As part of our effort to highlight interesting work being done by our faculty, we are launching a Teaching with Technology series on the CDS blog. We will occasionally write posts that feature NYUAD faculty using technology in interesting ways in their research or teaching.
Teaching with Technology: Debra Levine, Assistant Professor of Theater
Rather than merely writing about the technology I use in my class, I first want to address why I use technology. I prioritize using web-based platforms for all of my classes – my core classes as well as the theater studies and senior Capstone seminars—in order to transform the classroom into what the Digital Humanities Alliance, HASTAC (Humanities, Arts, Science, and Technology Alliance and Collaboratory) calls a “free and open community.” I use technology to redefine the alliance of learning. The class websites I create make all class participants, whether they are teachers, GAFs or students, visible to one another. The site provides a centralized virtual location where all involved can read one another’s writing, comment on one another’s work, view other’s comments, share supplemental information, and experiment with new and hybrid modes of scholarly expression.
All my classes have a centralized website (when I began at NYUAD, I first used Scalar, the USC developed digital humanities platform, but now I primarily use the NYU build out of WordPress) that includes the syllabus, an archive of the articles that are available on pdf, links to web-based readings and rich media artifacts, an ongoing announcements page, a discussion forum, an updated calendar, slideshows, and windows that display any social media content created by the class (blogs, twitter feeds). Depending on the class, students are expected to keep blogs of class notes and assignments, post all class assignments (or link to them) on the centralized website, input citations as metadata, organize group work within separate areas of the site, and link their pertinent social media posts to the site. Student presentations are also uploaded to the website and archived so that all their work can be utilized as learning materials and displayed when the ideas or the content they have generated is brought up for discussion. The website serves as a robust class presentation tool and assists in the student’s ability to speak knowledgeably about their scholarship. I have found the WordPress interface to be far more intuitive than NYU Classes.
Some of my classes incorporate lessons on how to use digital platforms as archives. Because the senior Capstone students are expected to create a digital portfolio of their work product to document their Capstone research, rehearsal process (including artist statements, research materials), final paper and performance, I introduce a variety of digital platforms and tools in the Capstone seminar: Zotero for scholarly research, YouTube and Vimeo for capturing video, and a variety of archiving platforms such as WordPress, Tumbler, CargoCollective, SquareSpace, and Scalar. (Craig Protzel, the Visiting Assistant Professor in Interactive Media has been extremely helpful in identifying useful new platforms for student projects.) The students are expected to find a digital archiving platform that suits their project, that best expresses its themes and will be useful in capturing and telling the “story” of their work.

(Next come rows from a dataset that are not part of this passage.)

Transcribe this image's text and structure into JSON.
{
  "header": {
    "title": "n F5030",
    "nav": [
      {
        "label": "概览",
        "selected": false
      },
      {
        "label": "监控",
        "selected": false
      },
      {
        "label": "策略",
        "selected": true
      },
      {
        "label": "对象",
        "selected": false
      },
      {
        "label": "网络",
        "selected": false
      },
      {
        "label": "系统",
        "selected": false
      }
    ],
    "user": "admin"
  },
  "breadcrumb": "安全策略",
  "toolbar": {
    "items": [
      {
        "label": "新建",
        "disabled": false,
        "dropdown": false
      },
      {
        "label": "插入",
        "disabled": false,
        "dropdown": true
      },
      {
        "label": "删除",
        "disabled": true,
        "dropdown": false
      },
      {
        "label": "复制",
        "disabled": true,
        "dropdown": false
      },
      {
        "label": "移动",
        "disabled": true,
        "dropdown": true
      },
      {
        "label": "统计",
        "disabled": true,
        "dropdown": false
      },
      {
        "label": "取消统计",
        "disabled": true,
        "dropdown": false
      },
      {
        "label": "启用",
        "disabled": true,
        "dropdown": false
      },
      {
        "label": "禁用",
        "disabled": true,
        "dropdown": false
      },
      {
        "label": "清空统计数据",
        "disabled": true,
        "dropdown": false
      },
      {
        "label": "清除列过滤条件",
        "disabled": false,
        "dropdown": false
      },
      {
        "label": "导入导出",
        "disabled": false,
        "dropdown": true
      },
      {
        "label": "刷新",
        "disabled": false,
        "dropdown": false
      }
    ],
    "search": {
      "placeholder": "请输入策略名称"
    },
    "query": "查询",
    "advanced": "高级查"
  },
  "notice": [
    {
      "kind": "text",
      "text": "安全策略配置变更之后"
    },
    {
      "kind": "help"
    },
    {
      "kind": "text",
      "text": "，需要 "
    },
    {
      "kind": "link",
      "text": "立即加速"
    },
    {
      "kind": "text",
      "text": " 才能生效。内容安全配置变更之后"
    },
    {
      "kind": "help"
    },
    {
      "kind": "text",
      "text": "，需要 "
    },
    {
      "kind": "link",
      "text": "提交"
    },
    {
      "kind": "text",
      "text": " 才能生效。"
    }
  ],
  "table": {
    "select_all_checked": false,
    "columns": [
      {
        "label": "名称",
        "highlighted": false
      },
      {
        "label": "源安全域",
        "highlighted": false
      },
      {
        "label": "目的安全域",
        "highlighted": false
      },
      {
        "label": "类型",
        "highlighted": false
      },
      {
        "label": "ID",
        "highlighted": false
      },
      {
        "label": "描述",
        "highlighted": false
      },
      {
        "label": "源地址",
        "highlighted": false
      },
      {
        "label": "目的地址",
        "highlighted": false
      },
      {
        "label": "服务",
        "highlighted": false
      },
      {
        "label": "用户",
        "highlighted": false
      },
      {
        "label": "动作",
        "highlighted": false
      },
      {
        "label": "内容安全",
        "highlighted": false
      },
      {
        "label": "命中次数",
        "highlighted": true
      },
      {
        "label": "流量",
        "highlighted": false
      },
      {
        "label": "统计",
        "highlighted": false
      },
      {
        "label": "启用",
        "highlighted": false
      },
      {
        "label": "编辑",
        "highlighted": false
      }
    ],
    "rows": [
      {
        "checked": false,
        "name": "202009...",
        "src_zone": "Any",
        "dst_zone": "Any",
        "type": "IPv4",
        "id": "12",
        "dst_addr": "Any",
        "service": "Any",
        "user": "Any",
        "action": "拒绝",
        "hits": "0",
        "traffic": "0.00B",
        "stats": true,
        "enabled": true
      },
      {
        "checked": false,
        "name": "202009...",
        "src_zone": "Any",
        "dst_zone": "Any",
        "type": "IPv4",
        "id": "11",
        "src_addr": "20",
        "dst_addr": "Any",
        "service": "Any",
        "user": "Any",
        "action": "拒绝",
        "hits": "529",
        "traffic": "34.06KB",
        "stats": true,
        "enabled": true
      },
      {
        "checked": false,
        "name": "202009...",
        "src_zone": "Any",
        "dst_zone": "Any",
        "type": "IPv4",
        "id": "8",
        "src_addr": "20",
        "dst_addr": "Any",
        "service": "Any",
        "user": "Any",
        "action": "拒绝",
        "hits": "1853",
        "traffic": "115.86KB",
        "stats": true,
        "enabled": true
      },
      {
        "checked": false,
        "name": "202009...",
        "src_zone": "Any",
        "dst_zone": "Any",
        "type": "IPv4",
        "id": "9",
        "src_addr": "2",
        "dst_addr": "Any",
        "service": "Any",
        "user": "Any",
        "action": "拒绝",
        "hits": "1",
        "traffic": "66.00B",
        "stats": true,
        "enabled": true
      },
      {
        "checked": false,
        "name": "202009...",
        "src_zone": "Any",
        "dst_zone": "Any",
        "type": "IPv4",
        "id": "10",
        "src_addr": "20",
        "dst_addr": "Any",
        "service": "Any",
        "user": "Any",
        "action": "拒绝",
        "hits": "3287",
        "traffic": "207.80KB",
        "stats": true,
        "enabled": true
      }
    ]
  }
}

I also give assignments that ask students to use social media to capture the ideas and experience of events. I have asked them to live tweet performances. Here the learning objective is to formulate and condense the critical views of the performance into short haiku-like observations. Blogging about all of the theatrical and performance events they have attended ensures that they maintain a weekly writing practice. Some students have continued to add posts after the class has ended because they use the blog as a diary and reminder of influential performances they have attended.